contrary to popular humor, i may not be the worst pacifist ever. (boo-yah, Genghis.)
|Thursday, November 11th, 2010|
Dear college student (or former college student) friends:
I am pre-testing my thesis survey in order to try and get feedback on content and format and whatnot, and I'm looking for volunteers. The survey takes between 15 and 25 minutes to complete. If you're willing to help me out, send me a message here with your e-mail, or by chat if you prefer (my AIM sn is 'jazz dset' and my google chat sn is 'ncragoe'), and I'll send you a link to the survey.
EDIT: Thanks folks! I've got what I needed!
|Monday, October 11th, 2010|
|Everyday Data: An Exciting New Adventure
(cross-posted to facebook and everydaydata
I think a lot of you know, I'm a pretty serious social science junkie. I am truly obsessed with figuring out what people do and why they do it. Over the course of the past year, I have been taking courses in theory, methodology, and a battery of sociological topics. I have also been preparing to conduct my thesis research on an expanded theory of student engagement at the university I am currently attending. All of this has made me thoroughly research-crazy. I can't get enough of survey design, data collection, and data analysis. It's on my mind all the time. However, my immediate trouble is that I don't have much outlet for this drive. My thesis research is stuck until I push my proposal through the approval process, and that's going to take at least a couple of weeks. And so, as I have a habit of doing, I have decided to strike out on an independent research endeavor.

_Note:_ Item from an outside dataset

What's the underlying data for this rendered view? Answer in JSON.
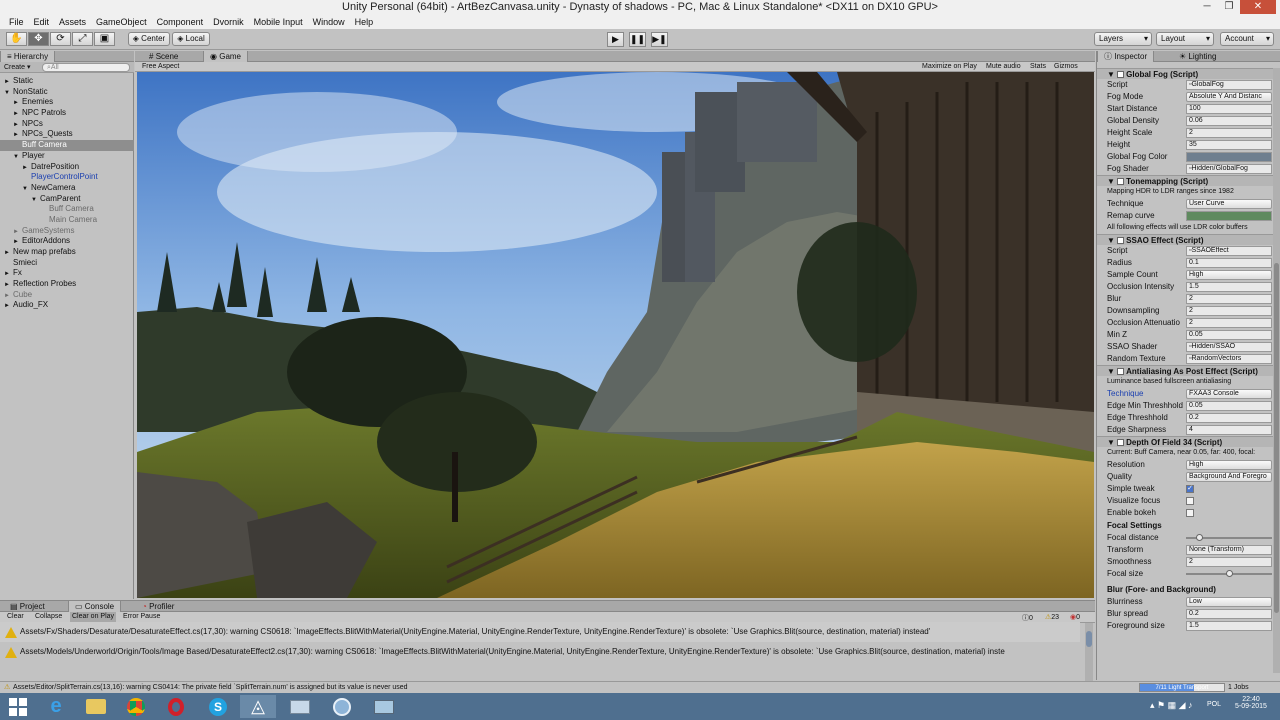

I'm calling it "Everyday Data."
I've created a livejournal account under the name everydaydata
. This is where most of the action will happen. Here's how it's going to work:
-I will ask people what they're curious about knowing, and they can respond in comments on the LJ.
-I will choose interesting questions people pose, or interesting questions of my own, and I will design a small, casual study around it. These studies will mostly be quantitative SurveyMonkey things, but there will probably be some variation depending on the topic.
-I will put the survey into circulation through the LJ, Facebook, and Twitter, and will rely on friends to fill out the survey and pass it along to their friends.
-If enough people respond to the survey, I'll run the numbers and post the results to everydaydata
, along with a discussion of what the numbers mean and what they might indicate. It might be as simple as me just saying what I think by looking at the descriptive stats, or if I get really good sample sizes, I might do more complex statistical acrobatics. It will all depend on the response.
So that's the deal. Maybe people will find it interesting, or maybe they won't. But I encourage as many of you as are willing to add "everydaydata" to your LJ friends list, and participate in this nonsense. The first survey will be coming out very soon.
|Tuesday, October 5th, 2010|
Dear Friends: Caitlin and I are going to a Halloween store this afternoon. I want to do a real costume this year, not just half-ass it like I did last year. But I can't decide - should I be...
(a) Jack Skelington
(c) Friedrich Engels
(d) Morpheus (a la Sandman)
(f) Other (please specify)
(p.s., no one would know i've been designing surveys recently. that's not apparent at all.)
EDIT: sorry, i have to take chewbacca off the list. the costumes are unbelievably expensive, and making the costume myself would not go at all well.
|Thursday, September 30th, 2010|
having only watched 4 minutes of "The Increasingly Poor Decisions of Todd Margaret," i feel i can confidently give you a brief review:
it's written by some fairly clever 15-year-olds. of this i'm quite sure. the writers recently discovered that when their parents aren't around, they can have fun with swear words, sex, and making fun of nerds.
i'll get back to you about it when i've seen maybe a full episode or two.
EDIT: now i've watched a full episode, and i can also say that these pubescent monsters also think acting like a complete douchebag is pretty funny.